A week doesn't go by that neurologist Glenn Mackin doesn't diagnose someone with ALS. One was Ruth Lichtenwalner in 2005.
"She could no longer eat. We had to feed her through a feeding tube. Could no longer walk. Had to communicate by writing," said her granddaughter, Holly Bennett.
Lichtenwalner eventually succumbed to the disease, but the experience propelled Bennett to become an ALS advocate.
"For ALS, it's been this unspoken disease. One of the challenges I have when I speak about ALS is to educate them what ALS is," Bennett said.
But the viral phenomenon known as the "Ice Bucket Challenge" has not only raised awareness but also money for the ALS Association. More than $15.5 million has been raised over the past month, compared to $1.6 million during the same time-span last year.
"The cost of an individual patient can be tens of thousands of dollars to a quarter million dollars in care per year," Mackin said.
ALS basically kills a person's muscles but leaves the mind alone. Mackin, who treats patients at Lehigh Valley Health Network's ALS clinic, said the bulk of the money made from the ice bucket challenge will help offset the astronomical costs of living with the disease.
"Power wheelchairs, gracing, respiratory equipment. We're not even talking about ventilators.

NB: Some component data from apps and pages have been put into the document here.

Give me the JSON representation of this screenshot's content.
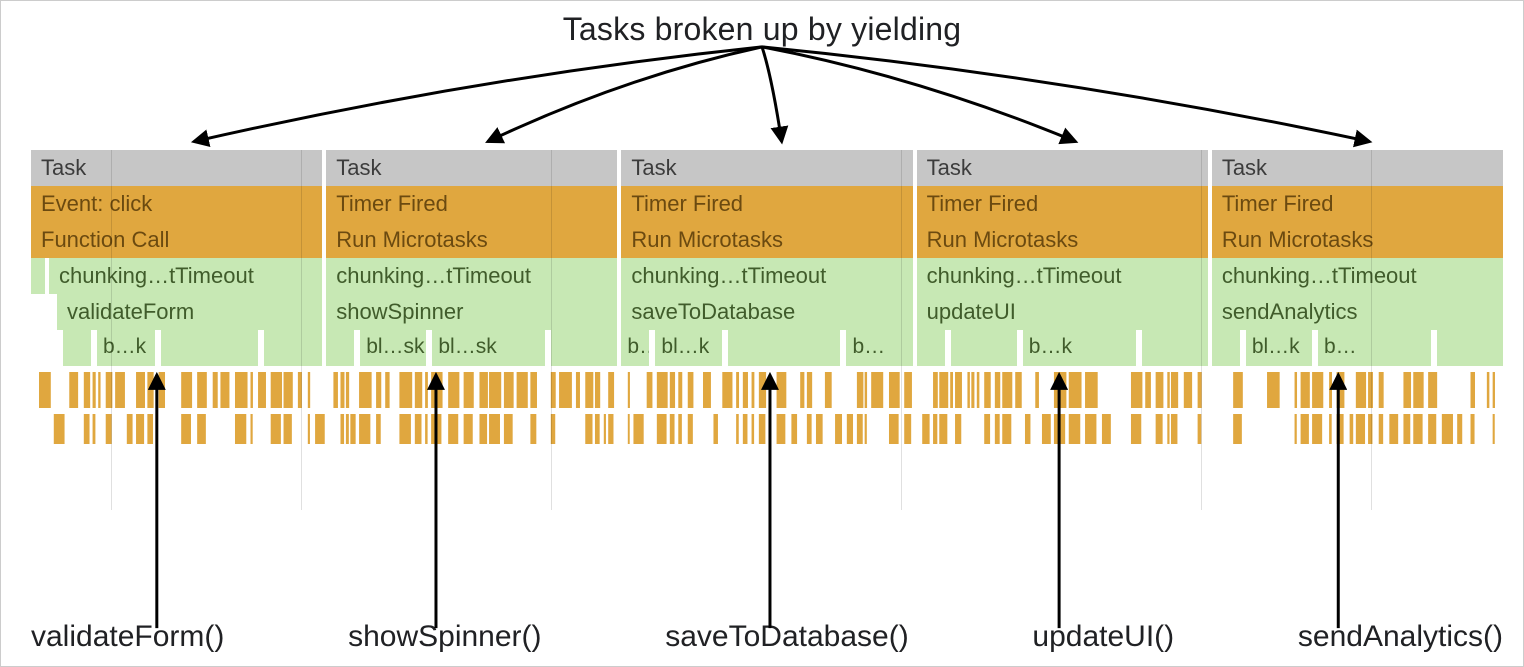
{
  "title": "Tasks broken up by yielding",
  "tasks": [
    {
      "task": "Task",
      "event": "Event: click",
      "func": "Function Call",
      "chunk": "chunking…tTimeout",
      "fn": "validateForm",
      "label": "validateForm()"
    },
    {
      "task": "Task",
      "event": "Timer Fired",
      "func": "Run Microtasks",
      "chunk": "chunking…tTimeout",
      "fn": "showSpinner",
      "label": "showSpinner()"
    },
    {
      "task": "Task",
      "event": "Timer Fired",
      "func": "Run Microtasks",
      "chunk": "chunking…tTimeout",
      "fn": "saveToDatabase",
      "label": "saveToDatabase()"
    },
    {
      "task": "Task",
      "event": "Timer Fired",
      "func": "Run Microtasks",
      "chunk": "chunking…tTimeout",
      "fn": "updateUI",
      "label": "updateUI()"
    },
    {
      "task": "Task",
      "event": "Timer Fired",
      "func": "Run Microtasks",
      "chunk": "chunking…tTimeout",
      "fn": "sendAnalytics",
      "label": "sendAnalytics()"
    }
  ],
  "blk_fragments": [
    [
      "",
      "b…k",
      ""
    ],
    [
      "",
      "bl…sk",
      "bl…sk"
    ],
    [
      "b…",
      "bl…k",
      ""
    ],
    [
      "",
      "",
      "b…k"
    ],
    [
      "",
      "bl…k",
      "b…"
    ]
  ]
}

We're talking about non-evasive things, so people can sleep at night," he explained.
Research is another part of the funding equation. As of now, Mackin said doctors still don't know how the disease kills a person's cells.
As for Bennett, who started the now-annual October ALS walk in the Lehigh Valley, she's hopeful the icy challenge can help answer that question.
"One day won't be ALS, that the research can break through and find a cure," she said.